YOUR INSTRUCTIONS: Work out the number of lines with the word "Triplet" in the material below, then reply with that number only.

DATASET CONTENT:
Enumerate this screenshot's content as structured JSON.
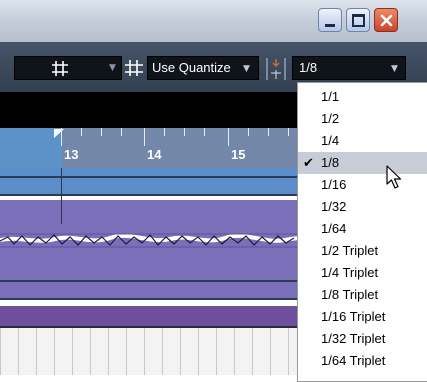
{
  "toolbar": {
    "snap_icon": "grid-icon",
    "quantize_icon": "grid-icon",
    "quantize_type": "Use Quantize",
    "length_icon": "length-quantize-icon",
    "length_value": "1/8"
  },
  "ruler": {
    "bars": [
      "13",
      "14",
      "15"
    ]
  },
  "menu": {
    "selected": "1/8",
    "items": [
      "1/1",
      "1/2",
      "1/4",
      "1/8",
      "1/16",
      "1/32",
      "1/64",
      "1/2 Triplet",
      "1/4 Triplet",
      "1/8 Triplet",
      "1/16 Triplet",
      "1/32 Triplet",
      "1/64 Triplet"
    ]
  },
  "colors": {
    "toolbar": "#3b4759",
    "ruler": "#7388a8",
    "track_audio": "#7a6fb8",
    "track_blue": "#5b8ecb",
    "menu_highlight": "#c8ccd6"
  }
}
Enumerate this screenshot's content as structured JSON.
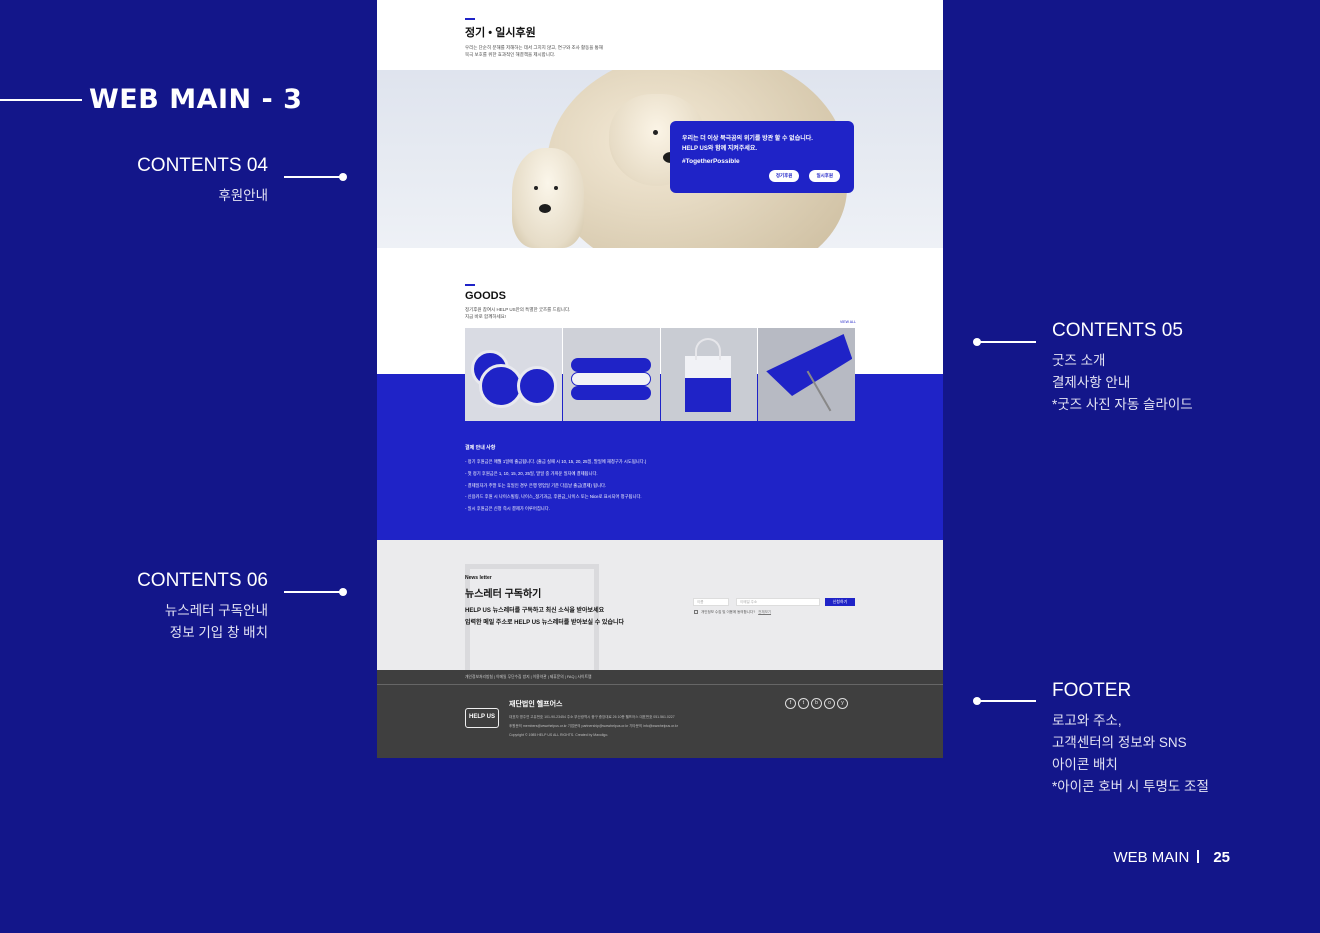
{
  "header": {
    "title": "WEB MAIN - 3"
  },
  "annotations": {
    "c04": {
      "heading": "CONTENTS 04",
      "lines": [
        "후원안내"
      ]
    },
    "c05": {
      "heading": "CONTENTS 05",
      "lines": [
        "굿즈 소개",
        "결제사항 안내",
        "*굿즈 사진 자동 슬라이드"
      ]
    },
    "c06": {
      "heading": "CONTENTS 06",
      "lines": [
        "뉴스레터 구독안내",
        "정보 기입 창 배치"
      ]
    },
    "footer": {
      "heading": "FOOTER",
      "lines": [
        "로고와 주소,",
        "고객센터의 정보와 SNS",
        "아이콘 배치",
        "*아이콘 호버 시 투명도 조절"
      ]
    }
  },
  "page": {
    "label": "WEB MAIN",
    "number": "25"
  },
  "mockup": {
    "donation": {
      "title": "정기 • 일시후원",
      "desc1": "우리는 단순히 분해를 저해하는 데서 그치지 않고, 연구와 조사 활동을 통해",
      "desc2": "북극 보호를 위한 효과적인 해결책을 제시합니다.",
      "card_line1": "우리는 더 이상 북극곰의 위기를 방관 할 수 없습니다.",
      "card_line2": "HELP US와 함께 지켜주세요.",
      "hashtag": "#TogetherPossible",
      "btn_regular": "정기후원",
      "btn_once": "일시후원"
    },
    "goods": {
      "title": "GOODS",
      "desc1": "정기후원 참여시 HELP US만의 특별한 굿즈를 드립니다.",
      "desc2": "지금 바로 함께하세요!",
      "view_all": "VIEW ALL",
      "items": [
        "HELP US",
        "HELP US",
        "HELP US",
        "HELP US"
      ]
    },
    "payment": {
      "heading": "결제 안내 사항",
      "items": [
        "- 정기 후원금은 매월 1일에 출금됩니다. (출금 실패 시 10, 15, 20, 25일, 말일에 재청구가 시도됩니다.)",
        "- 첫 정기 후원금은 1, 10, 15, 20, 25일, 말일 중 가까운 일자에 결제됩니다.",
        "- 결제일자가 주말 또는 휴일인 경우 은행 영업일 기준 다음날 출금(결제) 됩니다.",
        "- 신용카드 후원 시 나이스빌링, 나이스_정기과금, 후원금_나이스 또는 Nice로 표시되어 청구됩니다.",
        "- 일시 후원금은 신청 즉시 결제가 이루어집니다."
      ]
    },
    "newsletter": {
      "kicker": "News letter",
      "title": "뉴스레터 구독하기",
      "desc1": "HELP US 뉴스레터를 구독하고 최신 소식을 받아보세요",
      "desc2": "입력한 메일 주소로 HELP US 뉴스레터를 받아보실 수 있습니다",
      "name_placeholder": "이름",
      "email_placeholder": "이메일 주소",
      "submit": "신청하기",
      "agree": "개인정보 수집 및 이용에 동의합니다?",
      "agree_more": "전체보기"
    },
    "footer": {
      "links": "개인정보처리방침  |  이메일 무단수집 방지  |  이용약관  |  제휴문의  |  FAQ  |  사이트맵",
      "logo": "HELP US",
      "org": "재단법인 헬프어스",
      "info1": "대표자 명주연    고유번호 101-90-23454    주소 부산광역시 중구 중앙대로 26 10층 헬프어스    대표번호 051.561.0227",
      "info2": "후원문의 members@wwwhelpus.or.kr    기업문의 partnership@wwwhelpus.or.kr    기타문의 info@wwwhelpus.or.kr",
      "copyright": "Copyright © 1985 HELP US ALL RIGHTS. Created by Maxoligo.",
      "sns": [
        "f",
        "t",
        "b",
        "o",
        "y"
      ]
    }
  }
}
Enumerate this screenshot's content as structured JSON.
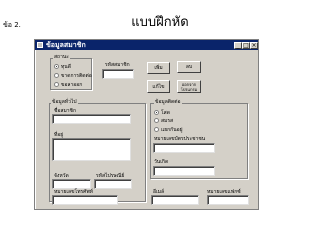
{
  "page": {
    "title": "แบบฝึกหัด",
    "item_no": "ข้อ 2."
  },
  "window": {
    "title": "ข้อมูลสมาชิก",
    "controls": [
      "_",
      "□",
      "×"
    ]
  },
  "status_group": {
    "label": "สถานะ",
    "options": [
      {
        "label": "ทุนดี",
        "selected": true
      },
      {
        "label": "ขาดการติดต่อ",
        "selected": false
      },
      {
        "label": "ขอลาออก",
        "selected": false
      }
    ]
  },
  "member_id": {
    "label": "รหัสสมาชิก",
    "value": ""
  },
  "buttons": {
    "add": "เพิ่ม",
    "delete": "ลบ",
    "edit": "แก้ไข",
    "exit": "ออกจากโปรแกรม"
  },
  "general_group": {
    "label": "ข้อมูลทั่วไป",
    "name_label": "ชื่อสมาชิก",
    "address_label": "ที่อยู่",
    "province_label": "จังหวัด",
    "postcode_label": "รหัสไปรษณีย์",
    "phone_label": "หมายเลขโทรศัพท์"
  },
  "contact_group": {
    "label": "ข้อมูลติดต่อ",
    "options": [
      {
        "label": "โสด",
        "selected": true
      },
      {
        "label": "สมรส",
        "selected": false
      },
      {
        "label": "แยกกันอยู่",
        "selected": false
      }
    ],
    "field1_label": "หมายเลขบัตรประชาชน",
    "field2_label": "วันเกิด",
    "field3_label": "อีเมล์",
    "field4_label": "หมายเลขแฟกซ์"
  }
}
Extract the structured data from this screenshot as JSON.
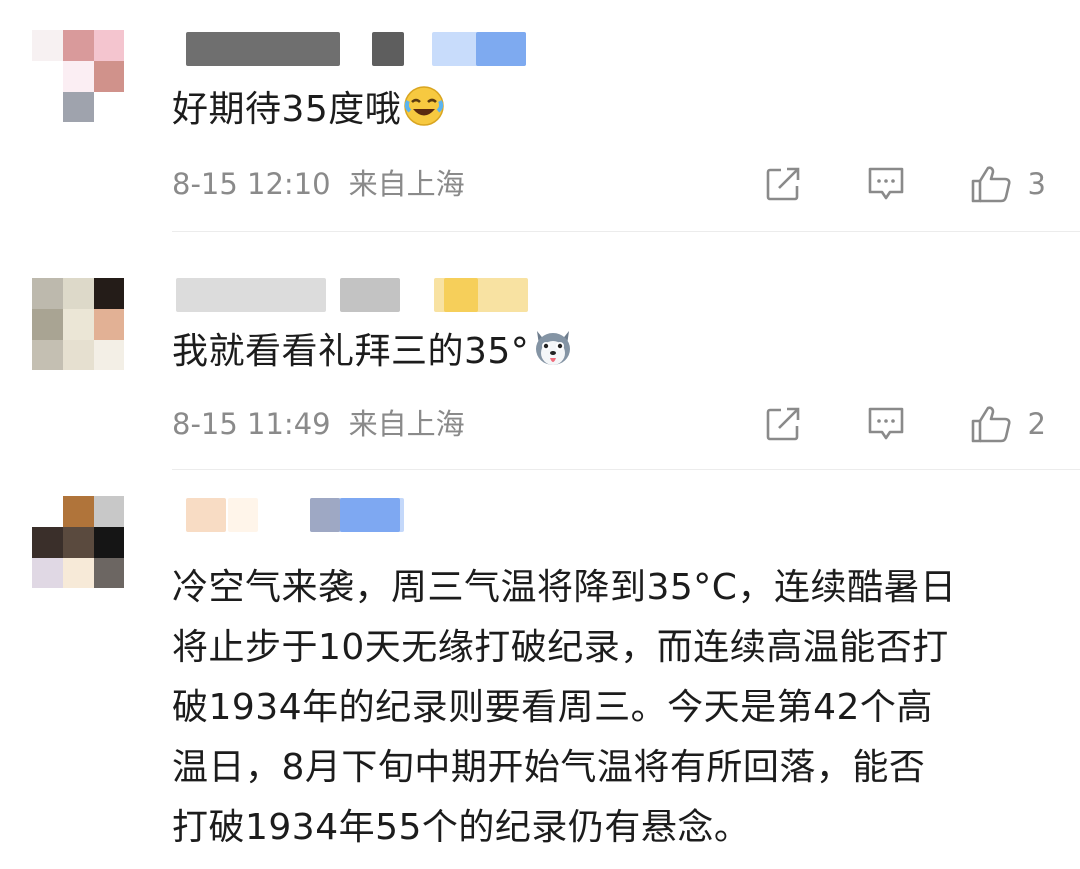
{
  "comments": [
    {
      "text": "好期待35度哦",
      "emoji": "laughing-crying-emoji",
      "time": "8-15 12:10",
      "location": "来自上海",
      "likes": "3"
    },
    {
      "text": "我就看看礼拜三的35°",
      "emoji": "husky-dog-emoji",
      "time": "8-15 11:49",
      "location": "来自上海",
      "likes": "2"
    },
    {
      "lines": [
        "冷空气来袭，周三气温将降到35°C，连续酷暑日",
        "将止步于10天无缘打破纪录，而连续高温能否打",
        "破1934年的纪录则要看周三。今天是第42个高",
        "温日，8月下旬中期开始气温将有所回落，能否",
        "打破1934年55个的纪录仍有悬念。"
      ]
    }
  ],
  "icons": {
    "share": "share-icon",
    "reply": "comment-icon",
    "like": "thumbs-up-icon"
  },
  "colors": {
    "meta": "#8a8a8a",
    "text": "#1c1c1c",
    "divider": "#ececec"
  }
}
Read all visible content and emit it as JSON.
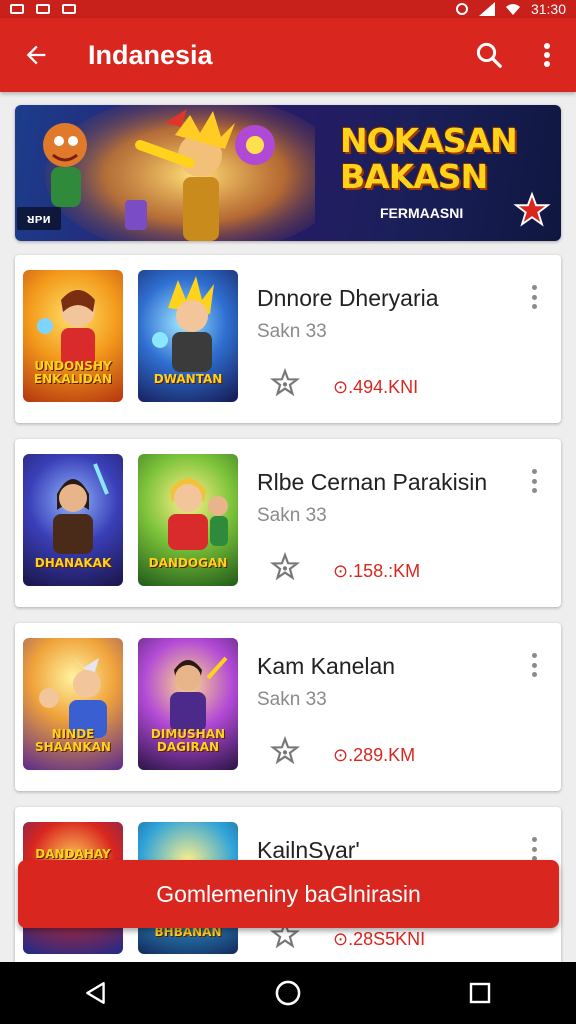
{
  "status_bar": {
    "time": "31:30"
  },
  "app_bar": {
    "title": "Indanesia",
    "icons": [
      "back-arrow-icon",
      "search-icon",
      "more-vert-icon"
    ]
  },
  "banner": {
    "heading": "NOKASAN BAKASN",
    "subtitle": "FERMAASNI",
    "badge": "ᴚᴘᴎ",
    "icons": [
      "star-icon"
    ]
  },
  "cards": [
    {
      "thumb_a_label": "UNDONSHY ENKALIDAN",
      "thumb_b_label": "DWANTAN",
      "title": "Dnnore Dheryaria",
      "subtitle": "Sakn 33",
      "distance": "⊙.494.KNI"
    },
    {
      "thumb_a_label": "DHANAKAK",
      "thumb_b_label": "DANDOGAN",
      "title": "Rlbe Cernan Parakisin",
      "subtitle": "Sakn 33",
      "distance": "⊙.158.:KM"
    },
    {
      "thumb_a_label": "NINDE SHAANKAN",
      "thumb_b_label": "DIMUSHAN DAGIRAN",
      "title": "Kam Kanelan",
      "subtitle": "Sakn 33",
      "distance": "⊙.289.KM"
    },
    {
      "thumb_a_label": "DANDAHAY",
      "thumb_b_label": "BHBANAN",
      "title": "KailnSyar'",
      "subtitle": "",
      "distance": "⊙.28S5KNI"
    }
  ],
  "cta": {
    "label": "Gomlemeniny baGlnirasin"
  },
  "nav_bar": {
    "icons": [
      "back-triangle-icon",
      "home-circle-icon",
      "recents-square-icon"
    ]
  },
  "colors": {
    "primary": "#d9261f",
    "status": "#c8201b",
    "background": "#eeeeee"
  }
}
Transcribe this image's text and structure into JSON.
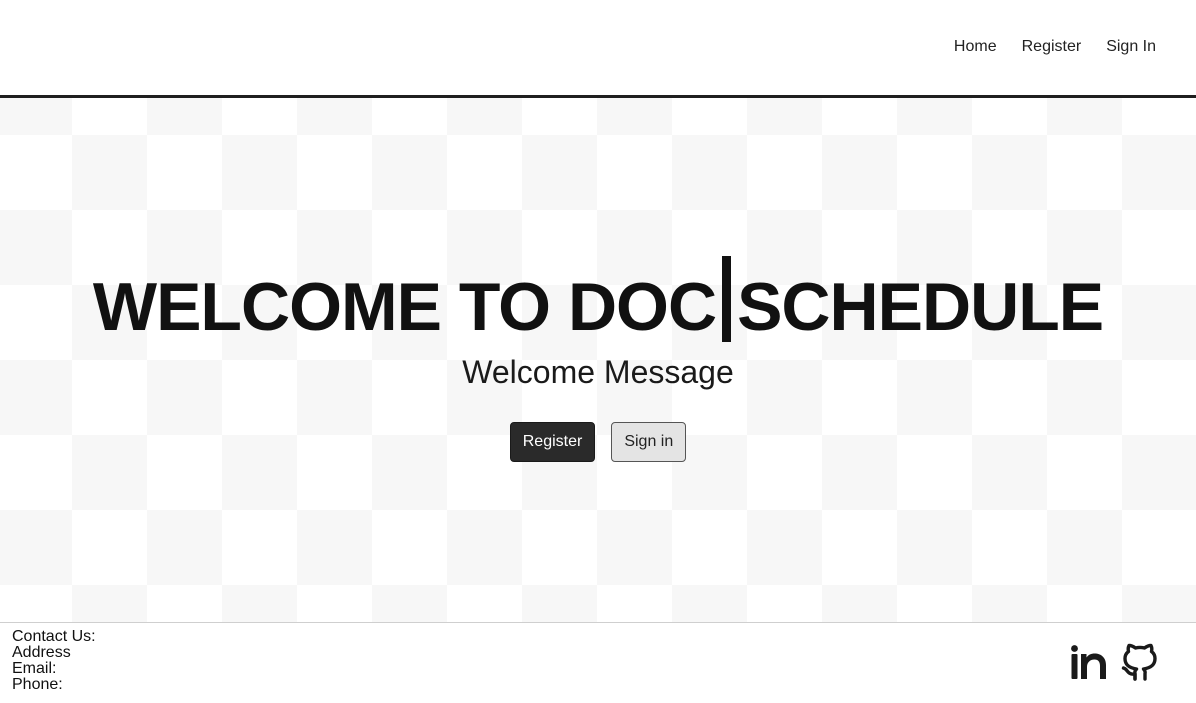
{
  "nav": {
    "links": [
      "Home",
      "Register",
      "Sign In"
    ]
  },
  "hero": {
    "title_left": "WELCOME TO DOC",
    "title_right": "SCHEDULE",
    "subtitle": "Welcome Message",
    "register_label": "Register",
    "signin_label": "Sign in"
  },
  "footer": {
    "contact_heading": "Contact Us:",
    "address_label": "Address",
    "email_label": "Email:",
    "phone_label": "Phone:",
    "social_icons": [
      "linkedin-icon",
      "github-icon"
    ]
  },
  "colors": {
    "primary_button": "#2a2a2a",
    "secondary_button": "#e4e4e4",
    "text": "#111111"
  }
}
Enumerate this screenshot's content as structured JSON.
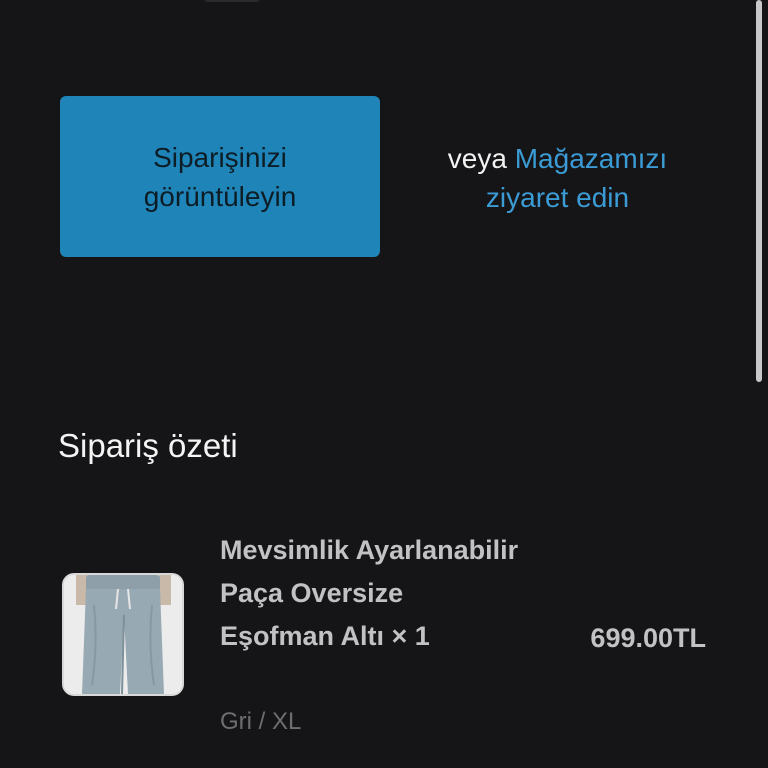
{
  "actions": {
    "view_order_label": "Siparişinizi görüntüleyin",
    "or_text": "veya",
    "store_link_label": "Mağazamızı ziyaret edin"
  },
  "order_summary": {
    "title": "Sipariş özeti",
    "items": [
      {
        "name": "Mevsimlik Ayarlanabilir Paça Oversize Eşofman Altı × 1",
        "variant": "Gri / XL",
        "price": "699.00TL",
        "thumbnail_icon": "grey-sweatpants-image"
      }
    ]
  },
  "colors": {
    "background": "#151517",
    "button": "#1f85b9",
    "link": "#3b9bd4"
  }
}
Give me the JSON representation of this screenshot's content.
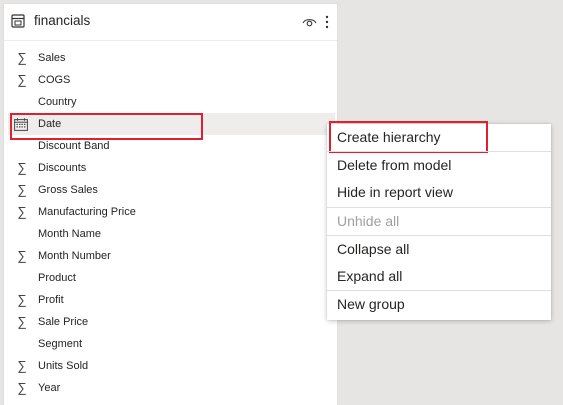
{
  "pane": {
    "title": "financials",
    "table_icon": "table-icon",
    "visibility_icon": "eye-icon",
    "more_icon": "more-options-icon"
  },
  "fields": [
    {
      "label": "Sales",
      "icon": "sigma-icon"
    },
    {
      "label": "COGS",
      "icon": "sigma-icon"
    },
    {
      "label": "Country",
      "icon": ""
    },
    {
      "label": "Date",
      "icon": "calendar-icon",
      "selected": true
    },
    {
      "label": "Discount Band",
      "icon": ""
    },
    {
      "label": "Discounts",
      "icon": "sigma-icon"
    },
    {
      "label": "Gross Sales",
      "icon": "sigma-icon"
    },
    {
      "label": "Manufacturing Price",
      "icon": "sigma-icon"
    },
    {
      "label": "Month Name",
      "icon": ""
    },
    {
      "label": "Month Number",
      "icon": "sigma-icon"
    },
    {
      "label": "Product",
      "icon": ""
    },
    {
      "label": "Profit",
      "icon": "sigma-icon"
    },
    {
      "label": "Sale Price",
      "icon": "sigma-icon"
    },
    {
      "label": "Segment",
      "icon": ""
    },
    {
      "label": "Units Sold",
      "icon": "sigma-icon"
    },
    {
      "label": "Year",
      "icon": "sigma-icon"
    }
  ],
  "context_menu": {
    "items": [
      {
        "label": "Create hierarchy",
        "disabled": false,
        "highlighted": true
      },
      {
        "label": "Delete from model",
        "disabled": false
      },
      {
        "label": "Hide in report view",
        "disabled": false
      },
      {
        "label": "Unhide all",
        "disabled": true
      },
      {
        "label": "Collapse all",
        "disabled": false
      },
      {
        "label": "Expand all",
        "disabled": false
      },
      {
        "label": "New group",
        "disabled": false
      }
    ]
  },
  "colors": {
    "highlight_border": "#e02030",
    "background": "#e6e5e4",
    "disabled_text": "#a19f9d"
  }
}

RESPONSE BOX: 6